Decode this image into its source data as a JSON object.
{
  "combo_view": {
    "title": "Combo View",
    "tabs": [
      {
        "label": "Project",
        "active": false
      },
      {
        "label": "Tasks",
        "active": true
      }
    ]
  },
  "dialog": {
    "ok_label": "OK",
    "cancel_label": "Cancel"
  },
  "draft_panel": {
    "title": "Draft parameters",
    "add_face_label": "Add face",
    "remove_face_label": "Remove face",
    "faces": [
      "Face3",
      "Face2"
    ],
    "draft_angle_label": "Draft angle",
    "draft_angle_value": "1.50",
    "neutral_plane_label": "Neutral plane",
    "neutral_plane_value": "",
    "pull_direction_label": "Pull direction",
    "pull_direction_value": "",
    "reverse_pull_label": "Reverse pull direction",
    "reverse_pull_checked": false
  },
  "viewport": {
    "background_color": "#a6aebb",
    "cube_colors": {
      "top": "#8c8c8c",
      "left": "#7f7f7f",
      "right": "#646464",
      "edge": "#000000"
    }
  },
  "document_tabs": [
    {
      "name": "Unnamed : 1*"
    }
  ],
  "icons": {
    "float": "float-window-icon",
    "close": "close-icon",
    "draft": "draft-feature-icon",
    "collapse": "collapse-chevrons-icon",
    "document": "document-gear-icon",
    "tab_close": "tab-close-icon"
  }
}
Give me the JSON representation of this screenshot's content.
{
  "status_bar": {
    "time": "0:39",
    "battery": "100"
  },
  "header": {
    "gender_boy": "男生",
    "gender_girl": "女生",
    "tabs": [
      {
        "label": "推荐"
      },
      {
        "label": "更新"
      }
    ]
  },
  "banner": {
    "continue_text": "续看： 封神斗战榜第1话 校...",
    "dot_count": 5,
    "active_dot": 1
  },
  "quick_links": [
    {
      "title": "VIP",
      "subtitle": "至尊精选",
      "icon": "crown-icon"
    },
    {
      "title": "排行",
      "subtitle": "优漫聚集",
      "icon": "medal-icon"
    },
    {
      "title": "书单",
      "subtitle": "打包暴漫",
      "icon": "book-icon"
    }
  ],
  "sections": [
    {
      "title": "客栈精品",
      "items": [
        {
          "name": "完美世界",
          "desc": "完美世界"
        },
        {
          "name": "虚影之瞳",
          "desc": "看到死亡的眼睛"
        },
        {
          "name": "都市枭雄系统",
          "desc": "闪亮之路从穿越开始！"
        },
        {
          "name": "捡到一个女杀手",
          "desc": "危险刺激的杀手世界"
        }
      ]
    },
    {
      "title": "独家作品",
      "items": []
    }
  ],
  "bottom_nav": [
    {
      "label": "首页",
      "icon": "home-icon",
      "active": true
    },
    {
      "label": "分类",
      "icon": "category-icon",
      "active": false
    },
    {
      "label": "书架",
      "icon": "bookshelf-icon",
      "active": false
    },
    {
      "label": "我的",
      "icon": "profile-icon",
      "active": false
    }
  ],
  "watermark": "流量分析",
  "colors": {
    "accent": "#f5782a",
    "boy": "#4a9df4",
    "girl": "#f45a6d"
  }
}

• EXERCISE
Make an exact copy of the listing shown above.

• ANSWER FOR THE TASK
Decode this image into its source data as a JSON object.
{
  "combo_view": {
    "title": "Combo View",
    "tabs": [
      {
        "label": "Project",
        "active": false
      },
      {
        "label": "Tasks",
        "active": true
      }
    ]
  },
  "dialog": {
    "ok_label": "OK",
    "cancel_label": "Cancel"
  },
  "draft_panel": {
    "title": "Draft parameters",
    "add_face_label": "Add face",
    "remove_face_label": "Remove face",
    "faces": [
      "Face3",
      "Face2"
    ],
    "draft_angle_label": "Draft angle",
    "draft_angle_value": "1.50",
    "neutral_plane_label": "Neutral plane",
    "neutral_plane_value": "",
    "pull_direction_label": "Pull direction",
    "pull_direction_value": "",
    "reverse_pull_label": "Reverse pull direction",
    "reverse_pull_checked": false
  },
  "viewport": {
    "background_color": "#a6aebb",
    "cube_colors": {
      "top": "#8c8c8c",
      "left": "#7f7f7f",
      "right": "#646464",
      "edge": "#000000"
    }
  },
  "document_tabs": [
    {
      "name": "Unnamed : 1*"
    }
  ],
  "icons": {
    "float": "float-window-icon",
    "close": "close-icon",
    "draft": "draft-feature-icon",
    "collapse": "collapse-chevrons-icon",
    "document": "document-gear-icon",
    "tab_close": "tab-close-icon"
  }
}
Give me the JSON representation of this screenshot's content.
{
  "status_bar": {
    "time": "0:39",
    "battery": "100"
  },
  "header": {
    "gender_boy": "男生",
    "gender_girl": "女生",
    "tabs": [
      {
        "label": "推荐"
      },
      {
        "label": "更新"
      }
    ]
  },
  "banner": {
    "continue_text": "续看： 封神斗战榜第1话 校...",
    "dot_count": 5,
    "active_dot": 1
  },
  "quick_links": [
    {
      "title": "VIP",
      "subtitle": "至尊精选",
      "icon": "crown-icon"
    },
    {
      "title": "排行",
      "subtitle": "优漫聚集",
      "icon": "medal-icon"
    },
    {
      "title": "书单",
      "subtitle": "打包暴漫",
      "icon": "book-icon"
    }
  ],
  "sections": [
    {
      "title": "客栈精品",
      "items": [
        {
          "name": "完美世界",
          "desc": "完美世界"
        },
        {
          "name": "虚影之瞳",
          "desc": "看到死亡的眼睛"
        },
        {
          "name": "都市枭雄系统",
          "desc": "闪亮之路从穿越开始！"
        },
        {
          "name": "捡到一个女杀手",
          "desc": "危险刺激的杀手世界"
        }
      ]
    },
    {
      "title": "独家作品",
      "items": []
    }
  ],
  "bottom_nav": [
    {
      "label": "首页",
      "icon": "home-icon",
      "active": true
    },
    {
      "label": "分类",
      "icon": "category-icon",
      "active": false
    },
    {
      "label": "书架",
      "icon": "bookshelf-icon",
      "active": false
    },
    {
      "label": "我的",
      "icon": "profile-icon",
      "active": false
    }
  ],
  "watermark": "流量分析",
  "colors": {
    "accent": "#f5782a",
    "boy": "#4a9df4",
    "girl": "#f45a6d"
  }
}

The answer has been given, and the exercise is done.